  1. Exceptions to the penalty and special rules apply to some groups of taxpayers, such as farmers, fishermen, casualty and disaster victims, those who recently became disabled or retired.


Think that the IRS loves to charge penalties? No! They want to help taxpayers avoid penalties. To raise awareness, the IRS recently launched a new “Pay as You Go, So You Don’t Owe” web page, with tips and resources designed to help taxpayers. Portions of the site focus on self-employed taxpayers, including those with side gigs. The sharing economy page explains tax withholding and estimated tax payments to reduce or avoid tax penalties.

Tax Scam Calls Still Happening

It’s still happening. It happened to me just last week. I came home to a voicemail telling me that four warrants are out for my arrest and I need to pay up or turn myself in. Of course, the caller conveniently provided a callback number. The caller also sounded automated. Who would fall for that? You might be surprised…

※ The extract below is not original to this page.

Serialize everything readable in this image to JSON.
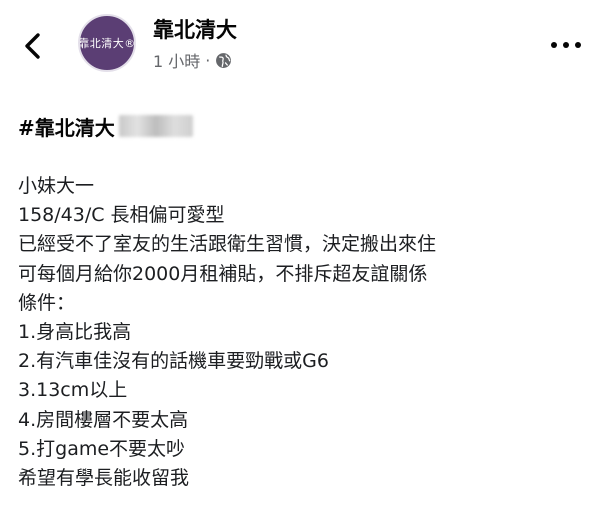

Hundreds of unsuspecting taxpayers are still being defrauded of thousands of dollars. Otherwise, the scam callers would stop. It wouldn’t be worth their time. Taxpayers should not take the bait and fall for this trick. But it can be really intimidating to get a threatening call about what is already a scary topic – your taxes.


Four tips to help taxpayers avoid getting scared enough to become a scam victim:


  1. The IRS initiates most contacts through regular mail delivered by the United States Postal Service.


  1. The real IRS will not:
  • Call to demand immediate payment
  • Call someone who owes taxes without first sending a bill in the mail
  • Demand tax payment without allowing the taxpayer to appeal the amount owed
  • Require a taxpayer to pay in a certain way, such as with a prepaid debit card
  • Ask for credit or debit card numbers over the phone
  • Threaten to bring in law enforcement to arrest a taxpayer who doesn’t pay
  • Threaten a lawsuit


  1. Special circumstances when the IRS will come to a home or business include:
  • When a taxpayer has an overdue tax bill
  • When the IRS needs to secure a delinquent tax return or a delinquent employment tax payment
  • To tour a business as part of an audit
  • As part of a criminal investigation


  1. IRS Revenue Agents who may conduct a visit to a taxpayers home or business carry two forms of official identification that have serial numbers. Taxpayers can check both IDs. Revenue Agents conducting audits may call taxpayers to set up appointments, after having first notified them by mail. By the time the IRS visits a taxpayer at home, the taxpayer would be well aware of the audit.


Have you been called or visited by someone impersonating the IRS? Don’t be scared or intimidated. Hang up the phone and visit for information about how to detect and report tax scams.